◆ **INSTRUCTIONS FOR THE TASK**
Leave out the pictures and copy each record below exactly.
Segment Start: SUPPLIED RECORDS
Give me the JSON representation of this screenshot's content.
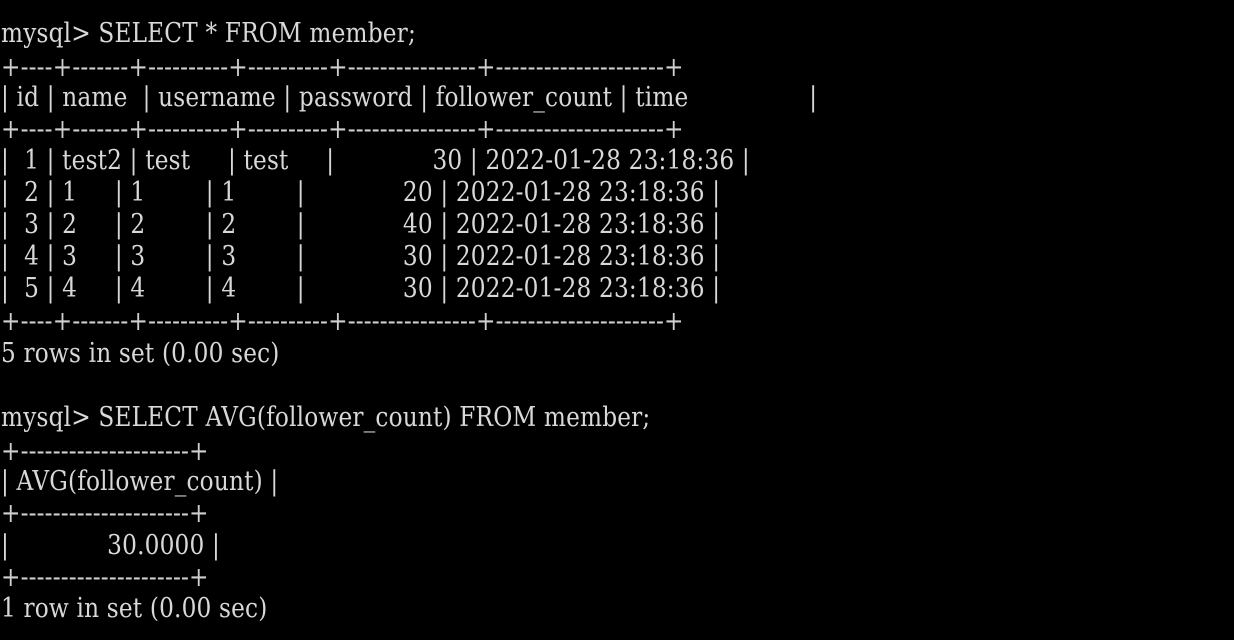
{
  "terminal": {
    "lines": [
      {
        "type": "prompt",
        "text": "mysql> SELECT * FROM member;"
      },
      {
        "type": "border",
        "text": "+----+-------+----------+----------+----------------+---------------------+"
      },
      {
        "type": "row",
        "text": "| id | name  | username | password | follower_count | time                |"
      },
      {
        "type": "border",
        "text": "+----+-------+----------+----------+----------------+---------------------+"
      },
      {
        "type": "row",
        "text": "|  1 | test2 | test     | test     |             30 | 2022-01-28 23:18:36 |"
      },
      {
        "type": "row",
        "text": "|  2 | 1     | 1        | 1        |             20 | 2022-01-28 23:18:36 |"
      },
      {
        "type": "row",
        "text": "|  3 | 2     | 2        | 2        |             40 | 2022-01-28 23:18:36 |"
      },
      {
        "type": "row",
        "text": "|  4 | 3     | 3        | 3        |             30 | 2022-01-28 23:18:36 |"
      },
      {
        "type": "row",
        "text": "|  5 | 4     | 4        | 4        |             30 | 2022-01-28 23:18:36 |"
      },
      {
        "type": "border",
        "text": "+----+-------+----------+----------+----------------+---------------------+"
      },
      {
        "type": "status",
        "text": "5 rows in set (0.00 sec)"
      },
      {
        "type": "blank",
        "text": ""
      },
      {
        "type": "prompt",
        "text": "mysql> SELECT AVG(follower_count) FROM member;"
      },
      {
        "type": "border",
        "text": "+---------------------+"
      },
      {
        "type": "row",
        "text": "| AVG(follower_count) |"
      },
      {
        "type": "border",
        "text": "+---------------------+"
      },
      {
        "type": "row",
        "text": "|             30.0000 |"
      },
      {
        "type": "border",
        "text": "+---------------------+"
      },
      {
        "type": "status",
        "text": "1 row in set (0.00 sec)"
      }
    ]
  },
  "colors": {
    "background": "#000000",
    "text": "#d8d8d8"
  }
}
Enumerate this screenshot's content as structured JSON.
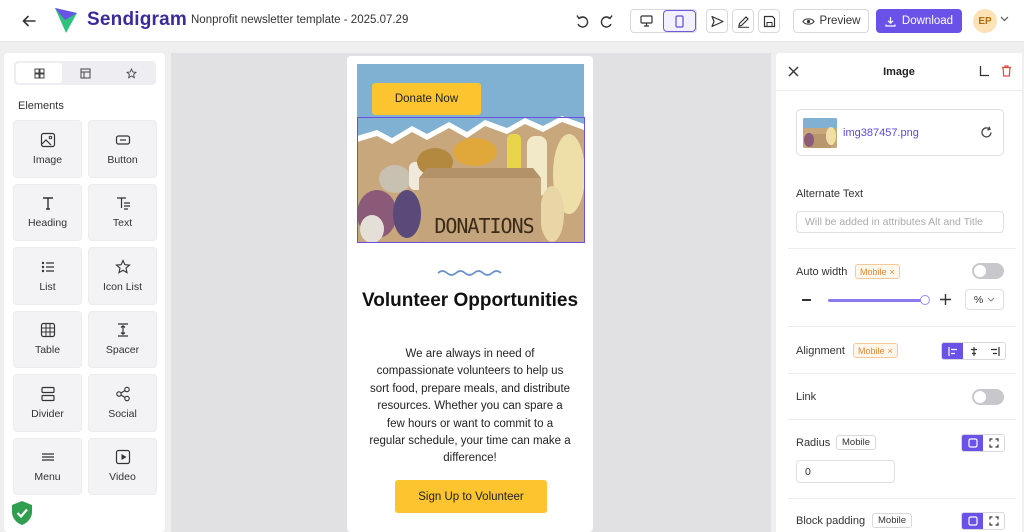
{
  "app": {
    "brand": "Sendigram",
    "document_title": "Nonprofit newsletter template - 2025.07.29"
  },
  "toolbar": {
    "preview_label": "Preview",
    "download_label": "Download",
    "avatar_initials": "EP"
  },
  "sidebar": {
    "section_title": "Elements",
    "elements": [
      {
        "label": "Image",
        "icon": "image-icon"
      },
      {
        "label": "Button",
        "icon": "button-icon"
      },
      {
        "label": "Heading",
        "icon": "heading-icon"
      },
      {
        "label": "Text",
        "icon": "text-icon"
      },
      {
        "label": "List",
        "icon": "list-icon"
      },
      {
        "label": "Icon List",
        "icon": "star-icon"
      },
      {
        "label": "Table",
        "icon": "table-icon"
      },
      {
        "label": "Spacer",
        "icon": "spacer-icon"
      },
      {
        "label": "Divider",
        "icon": "divider-icon"
      },
      {
        "label": "Social",
        "icon": "share-icon"
      },
      {
        "label": "Menu",
        "icon": "menu-icon"
      },
      {
        "label": "Video",
        "icon": "video-icon"
      }
    ]
  },
  "email": {
    "donate_button": "Donate Now",
    "hero_sign_text": "DONATIONS",
    "headline": "Volunteer Opportunities",
    "body": "We are always in need of compassionate volunteers to help us sort food, prepare meals, and distribute resources. Whether you can spare a few hours or want to commit to a regular schedule, your time can make a difference!",
    "cta_button": "Sign Up to Volunteer"
  },
  "inspector": {
    "title": "Image",
    "file_name": "img387457.png",
    "alt_text_label": "Alternate Text",
    "alt_text_placeholder": "Will be added in attributes Alt and Title",
    "auto_width_label": "Auto width",
    "mobile_tag": "Mobile",
    "unit": "%",
    "alignment_label": "Alignment",
    "link_label": "Link",
    "radius_label": "Radius",
    "radius_value": "0",
    "block_padding_label": "Block padding",
    "auto_width_slider_fraction": 0.97
  },
  "colors": {
    "accent": "#6a52e8",
    "brand": "#3b2a9a",
    "cta_yellow": "#fcc52f"
  }
}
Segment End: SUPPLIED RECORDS
◆ **RESPONSE AREA**
Give me the JSON representation of this screenshot's content.
{
  "terminal": {
    "lines": [
      {
        "type": "prompt",
        "text": "mysql> SELECT * FROM member;"
      },
      {
        "type": "border",
        "text": "+----+-------+----------+----------+----------------+---------------------+"
      },
      {
        "type": "row",
        "text": "| id | name  | username | password | follower_count | time                |"
      },
      {
        "type": "border",
        "text": "+----+-------+----------+----------+----------------+---------------------+"
      },
      {
        "type": "row",
        "text": "|  1 | test2 | test     | test     |             30 | 2022-01-28 23:18:36 |"
      },
      {
        "type": "row",
        "text": "|  2 | 1     | 1        | 1        |             20 | 2022-01-28 23:18:36 |"
      },
      {
        "type": "row",
        "text": "|  3 | 2     | 2        | 2        |             40 | 2022-01-28 23:18:36 |"
      },
      {
        "type": "row",
        "text": "|  4 | 3     | 3        | 3        |             30 | 2022-01-28 23:18:36 |"
      },
      {
        "type": "row",
        "text": "|  5 | 4     | 4        | 4        |             30 | 2022-01-28 23:18:36 |"
      },
      {
        "type": "border",
        "text": "+----+-------+----------+----------+----------------+---------------------+"
      },
      {
        "type": "status",
        "text": "5 rows in set (0.00 sec)"
      },
      {
        "type": "blank",
        "text": ""
      },
      {
        "type": "prompt",
        "text": "mysql> SELECT AVG(follower_count) FROM member;"
      },
      {
        "type": "border",
        "text": "+---------------------+"
      },
      {
        "type": "row",
        "text": "| AVG(follower_count) |"
      },
      {
        "type": "border",
        "text": "+---------------------+"
      },
      {
        "type": "row",
        "text": "|             30.0000 |"
      },
      {
        "type": "border",
        "text": "+---------------------+"
      },
      {
        "type": "status",
        "text": "1 row in set (0.00 sec)"
      }
    ]
  },
  "colors": {
    "background": "#000000",
    "text": "#d8d8d8"
  }
}
Enumerate this screenshot's content as structured JSON.
{
  "app": {
    "brand": "Sendigram",
    "document_title": "Nonprofit newsletter template - 2025.07.29"
  },
  "toolbar": {
    "preview_label": "Preview",
    "download_label": "Download",
    "avatar_initials": "EP"
  },
  "sidebar": {
    "section_title": "Elements",
    "elements": [
      {
        "label": "Image",
        "icon": "image-icon"
      },
      {
        "label": "Button",
        "icon": "button-icon"
      },
      {
        "label": "Heading",
        "icon": "heading-icon"
      },
      {
        "label": "Text",
        "icon": "text-icon"
      },
      {
        "label": "List",
        "icon": "list-icon"
      },
      {
        "label": "Icon List",
        "icon": "star-icon"
      },
      {
        "label": "Table",
        "icon": "table-icon"
      },
      {
        "label": "Spacer",
        "icon": "spacer-icon"
      },
      {
        "label": "Divider",
        "icon": "divider-icon"
      },
      {
        "label": "Social",
        "icon": "share-icon"
      },
      {
        "label": "Menu",
        "icon": "menu-icon"
      },
      {
        "label": "Video",
        "icon": "video-icon"
      }
    ]
  },
  "email": {
    "donate_button": "Donate Now",
    "hero_sign_text": "DONATIONS",
    "headline": "Volunteer Opportunities",
    "body": "We are always in need of compassionate volunteers to help us sort food, prepare meals, and distribute resources. Whether you can spare a few hours or want to commit to a regular schedule, your time can make a difference!",
    "cta_button": "Sign Up to Volunteer"
  },
  "inspector": {
    "title": "Image",
    "file_name": "img387457.png",
    "alt_text_label": "Alternate Text",
    "alt_text_placeholder": "Will be added in attributes Alt and Title",
    "auto_width_label": "Auto width",
    "mobile_tag": "Mobile",
    "unit": "%",
    "alignment_label": "Alignment",
    "link_label": "Link",
    "radius_label": "Radius",
    "radius_value": "0",
    "block_padding_label": "Block padding",
    "auto_width_slider_fraction": 0.97
  },
  "colors": {
    "accent": "#6a52e8",
    "brand": "#3b2a9a",
    "cta_yellow": "#fcc52f"
  }
}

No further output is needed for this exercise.